# [Work order]
Using the records below, filter out every line that lacks "content" and copy the rest.

# [Records shown]
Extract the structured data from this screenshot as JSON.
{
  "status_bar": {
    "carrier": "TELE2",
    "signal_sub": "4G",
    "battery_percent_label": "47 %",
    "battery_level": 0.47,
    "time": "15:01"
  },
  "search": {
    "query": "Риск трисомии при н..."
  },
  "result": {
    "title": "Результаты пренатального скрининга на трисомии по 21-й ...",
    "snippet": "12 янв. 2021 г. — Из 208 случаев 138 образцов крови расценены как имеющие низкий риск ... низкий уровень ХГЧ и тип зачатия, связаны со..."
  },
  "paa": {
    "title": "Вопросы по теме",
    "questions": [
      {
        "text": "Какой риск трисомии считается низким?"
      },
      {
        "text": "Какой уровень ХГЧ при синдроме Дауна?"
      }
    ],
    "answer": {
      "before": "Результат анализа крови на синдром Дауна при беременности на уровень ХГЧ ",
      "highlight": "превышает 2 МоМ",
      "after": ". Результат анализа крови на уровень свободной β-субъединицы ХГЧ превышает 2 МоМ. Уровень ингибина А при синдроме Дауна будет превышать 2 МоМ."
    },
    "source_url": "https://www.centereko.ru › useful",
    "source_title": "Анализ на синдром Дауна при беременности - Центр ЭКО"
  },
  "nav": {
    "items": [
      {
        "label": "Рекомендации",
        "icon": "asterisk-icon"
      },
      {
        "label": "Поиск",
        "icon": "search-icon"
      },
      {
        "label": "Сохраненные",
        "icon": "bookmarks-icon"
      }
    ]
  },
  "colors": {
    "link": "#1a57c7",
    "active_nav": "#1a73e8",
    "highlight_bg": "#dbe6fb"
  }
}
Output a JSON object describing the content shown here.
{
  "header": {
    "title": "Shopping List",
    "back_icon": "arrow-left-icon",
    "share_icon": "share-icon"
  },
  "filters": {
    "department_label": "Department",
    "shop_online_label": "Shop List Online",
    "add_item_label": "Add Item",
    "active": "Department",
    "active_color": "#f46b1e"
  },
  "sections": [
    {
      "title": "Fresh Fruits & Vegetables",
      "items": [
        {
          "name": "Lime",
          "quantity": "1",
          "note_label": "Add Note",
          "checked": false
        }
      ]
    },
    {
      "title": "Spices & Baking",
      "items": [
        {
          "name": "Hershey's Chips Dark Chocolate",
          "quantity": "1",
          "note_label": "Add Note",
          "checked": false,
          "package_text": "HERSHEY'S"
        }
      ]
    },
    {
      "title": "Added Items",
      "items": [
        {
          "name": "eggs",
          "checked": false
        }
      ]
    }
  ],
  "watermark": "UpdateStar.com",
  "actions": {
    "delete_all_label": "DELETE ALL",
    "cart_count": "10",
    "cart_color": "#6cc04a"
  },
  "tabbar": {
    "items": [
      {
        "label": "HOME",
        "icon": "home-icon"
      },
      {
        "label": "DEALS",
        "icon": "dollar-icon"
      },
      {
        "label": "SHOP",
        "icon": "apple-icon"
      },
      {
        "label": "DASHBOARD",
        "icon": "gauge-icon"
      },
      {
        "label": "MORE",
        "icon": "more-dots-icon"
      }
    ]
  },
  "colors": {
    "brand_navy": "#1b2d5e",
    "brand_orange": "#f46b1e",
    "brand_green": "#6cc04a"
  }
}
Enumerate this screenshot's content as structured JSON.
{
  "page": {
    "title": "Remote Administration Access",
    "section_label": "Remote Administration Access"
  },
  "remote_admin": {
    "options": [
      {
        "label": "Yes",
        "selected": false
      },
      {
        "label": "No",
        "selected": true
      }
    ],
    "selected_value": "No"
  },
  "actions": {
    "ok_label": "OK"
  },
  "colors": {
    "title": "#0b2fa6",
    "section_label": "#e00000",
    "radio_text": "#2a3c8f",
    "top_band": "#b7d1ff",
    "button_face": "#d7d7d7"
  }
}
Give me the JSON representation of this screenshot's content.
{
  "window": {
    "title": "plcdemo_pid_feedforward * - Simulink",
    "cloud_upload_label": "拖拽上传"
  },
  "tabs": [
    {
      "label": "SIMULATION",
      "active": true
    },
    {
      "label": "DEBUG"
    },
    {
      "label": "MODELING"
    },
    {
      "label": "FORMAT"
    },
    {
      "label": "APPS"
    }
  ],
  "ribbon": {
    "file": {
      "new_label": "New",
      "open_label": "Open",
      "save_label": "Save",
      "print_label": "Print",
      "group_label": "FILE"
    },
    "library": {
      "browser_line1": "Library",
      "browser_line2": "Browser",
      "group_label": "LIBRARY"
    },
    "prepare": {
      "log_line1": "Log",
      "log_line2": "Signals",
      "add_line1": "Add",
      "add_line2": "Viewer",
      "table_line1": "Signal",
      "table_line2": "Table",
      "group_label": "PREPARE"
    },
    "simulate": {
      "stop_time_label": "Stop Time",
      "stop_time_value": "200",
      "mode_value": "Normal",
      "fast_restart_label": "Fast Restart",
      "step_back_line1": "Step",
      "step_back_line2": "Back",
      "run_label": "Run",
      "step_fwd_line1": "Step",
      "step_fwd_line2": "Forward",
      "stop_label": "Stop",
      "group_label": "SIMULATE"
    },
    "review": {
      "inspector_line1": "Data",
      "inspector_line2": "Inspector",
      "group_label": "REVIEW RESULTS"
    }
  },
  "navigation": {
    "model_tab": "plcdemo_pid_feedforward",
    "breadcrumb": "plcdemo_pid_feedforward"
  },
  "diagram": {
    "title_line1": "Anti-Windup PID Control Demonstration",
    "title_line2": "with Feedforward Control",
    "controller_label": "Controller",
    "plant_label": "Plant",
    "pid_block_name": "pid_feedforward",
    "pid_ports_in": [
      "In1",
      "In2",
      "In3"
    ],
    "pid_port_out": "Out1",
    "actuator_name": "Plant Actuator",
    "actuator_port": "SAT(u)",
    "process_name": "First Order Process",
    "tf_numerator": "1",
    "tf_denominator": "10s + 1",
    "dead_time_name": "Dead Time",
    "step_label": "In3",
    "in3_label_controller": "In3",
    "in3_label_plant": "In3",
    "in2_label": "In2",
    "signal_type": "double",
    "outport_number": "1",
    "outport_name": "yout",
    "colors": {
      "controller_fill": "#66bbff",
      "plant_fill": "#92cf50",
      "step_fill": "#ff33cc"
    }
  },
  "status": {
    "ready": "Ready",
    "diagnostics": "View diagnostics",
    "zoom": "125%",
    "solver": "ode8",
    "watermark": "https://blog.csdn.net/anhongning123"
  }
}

# [Answer]
Output a JSON object describing the content shown here.
Enumerate this screenshot's content as structured JSON.
Give me the JSON representation of this screenshot's content.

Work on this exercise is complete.